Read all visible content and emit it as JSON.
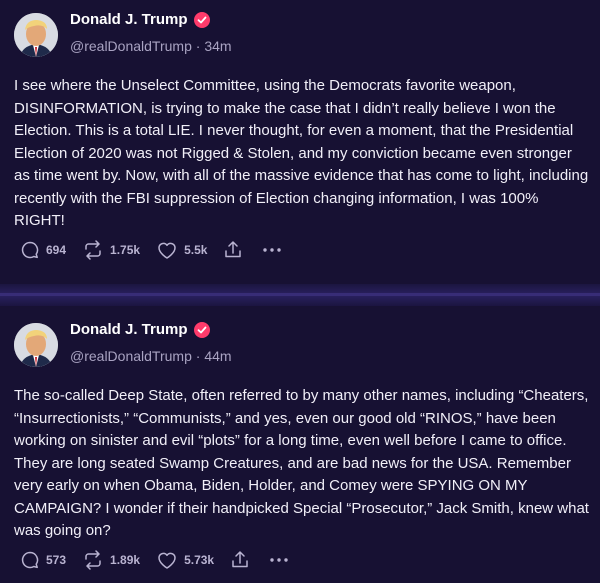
{
  "posts": [
    {
      "author": "Donald J. Trump",
      "handle": "@realDonaldTrump",
      "time": "34m",
      "body": "I see where the Unselect Committee, using the Democrats favorite weapon, DISINFORMATION, is trying to make the case that I didn’t really believe I won the Election. This is a total LIE. I never thought, for even a moment, that the Presidential Election of 2020 was not Rigged & Stolen, and my conviction became even stronger as time went by. Now, with all of the massive evidence that has come to light, including recently with the FBI suppression of Election changing information, I was 100% RIGHT!",
      "replies": "694",
      "retruths": "1.75k",
      "likes": "5.5k"
    },
    {
      "author": "Donald J. Trump",
      "handle": "@realDonaldTrump",
      "time": "44m",
      "body": "The so-called Deep State, often referred to by many other names, including “Cheaters, “Insurrectionists,” “Communists,” and yes, even our good old “RINOS,” have been working on sinister and evil “plots” for a long time, even well before I came to office. They are long seated Swamp Creatures, and are bad news for the USA. Remember very early on when Obama, Biden, Holder, and Comey were SPYING ON MY CAMPAIGN? I wonder if their handpicked Special “Prosecutor,” Jack Smith, knew what was going on?",
      "replies": "573",
      "retruths": "1.89k",
      "likes": "5.73k"
    }
  ],
  "separator": " · ",
  "icons": {
    "reply": "speech-bubble-icon",
    "retruth": "repost-arrows-icon",
    "like": "heart-icon",
    "share": "share-upload-icon",
    "more": "more-dots-icon",
    "verified": "verified-badge-icon"
  },
  "colors": {
    "background": "#171133",
    "verified": "#ff3b6b",
    "muted": "#a9a3c2"
  }
}
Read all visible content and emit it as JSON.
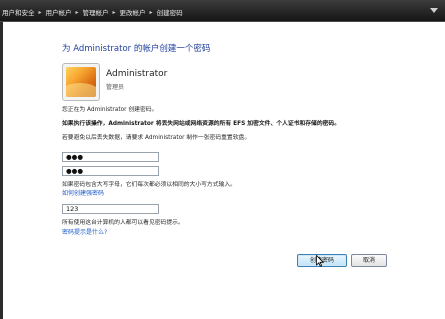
{
  "breadcrumb": {
    "items": [
      "用户和安全",
      "用户帐户",
      "管理帐户",
      "更改帐户",
      "创建密码"
    ]
  },
  "page": {
    "title": "为 Administrator 的帐户创建一个密码"
  },
  "user": {
    "name": "Administrator",
    "role": "管理员"
  },
  "info": {
    "line1": "您正在为 Administrator 创建密码。",
    "warning": "如果执行该操作，Administrator 将丢失网站或网络资源的所有 EFS 加密文件、个人证书和存储的密码。",
    "line3": "若要避免以后丢失数据，请要求 Administrator 制作一张密码重置软盘。"
  },
  "form": {
    "new_password_value": "●●●",
    "confirm_password_value": "●●●",
    "case_hint": "如果密码包含大写字母，它们每次都必须以相同的大小写方式输入。",
    "strong_password_link": "如何创建强密码",
    "hint_value": "123",
    "hint_warning": "所有使用这台计算机的人都可以看见密码提示。",
    "hint_link": "密码提示是什么?"
  },
  "buttons": {
    "create_label": "创建密码",
    "cancel_label": "取消"
  }
}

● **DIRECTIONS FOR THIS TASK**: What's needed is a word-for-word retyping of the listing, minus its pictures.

● **SOLUTION TO THE PROBLEM**:
Read all visible content and emit it as JSON.
{
  "posts": [
    {
      "author": "Donald J. Trump",
      "handle": "@realDonaldTrump",
      "time": "34m",
      "body": "I see where the Unselect Committee, using the Democrats favorite weapon, DISINFORMATION, is trying to make the case that I didn’t really believe I won the Election. This is a total LIE. I never thought, for even a moment, that the Presidential Election of 2020 was not Rigged & Stolen, and my conviction became even stronger as time went by. Now, with all of the massive evidence that has come to light, including recently with the FBI suppression of Election changing information, I was 100% RIGHT!",
      "replies": "694",
      "retruths": "1.75k",
      "likes": "5.5k"
    },
    {
      "author": "Donald J. Trump",
      "handle": "@realDonaldTrump",
      "time": "44m",
      "body": "The so-called Deep State, often referred to by many other names, including “Cheaters, “Insurrectionists,” “Communists,” and yes, even our good old “RINOS,” have been working on sinister and evil “plots” for a long time, even well before I came to office. They are long seated Swamp Creatures, and are bad news for the USA. Remember very early on when Obama, Biden, Holder, and Comey were SPYING ON MY CAMPAIGN? I wonder if their handpicked Special “Prosecutor,” Jack Smith, knew what was going on?",
      "replies": "573",
      "retruths": "1.89k",
      "likes": "5.73k"
    }
  ],
  "separator": " · ",
  "icons": {
    "reply": "speech-bubble-icon",
    "retruth": "repost-arrows-icon",
    "like": "heart-icon",
    "share": "share-upload-icon",
    "more": "more-dots-icon",
    "verified": "verified-badge-icon"
  },
  "colors": {
    "background": "#171133",
    "verified": "#ff3b6b",
    "muted": "#a9a3c2"
  }
}
Read all visible content and emit it as JSON.
{
  "breadcrumb": {
    "items": [
      "用户和安全",
      "用户帐户",
      "管理帐户",
      "更改帐户",
      "创建密码"
    ]
  },
  "page": {
    "title": "为 Administrator 的帐户创建一个密码"
  },
  "user": {
    "name": "Administrator",
    "role": "管理员"
  },
  "info": {
    "line1": "您正在为 Administrator 创建密码。",
    "warning": "如果执行该操作，Administrator 将丢失网站或网络资源的所有 EFS 加密文件、个人证书和存储的密码。",
    "line3": "若要避免以后丢失数据，请要求 Administrator 制作一张密码重置软盘。"
  },
  "form": {
    "new_password_value": "●●●",
    "confirm_password_value": "●●●",
    "case_hint": "如果密码包含大写字母，它们每次都必须以相同的大小写方式输入。",
    "strong_password_link": "如何创建强密码",
    "hint_value": "123",
    "hint_warning": "所有使用这台计算机的人都可以看见密码提示。",
    "hint_link": "密码提示是什么?"
  },
  "buttons": {
    "create_label": "创建密码",
    "cancel_label": "取消"
  }
}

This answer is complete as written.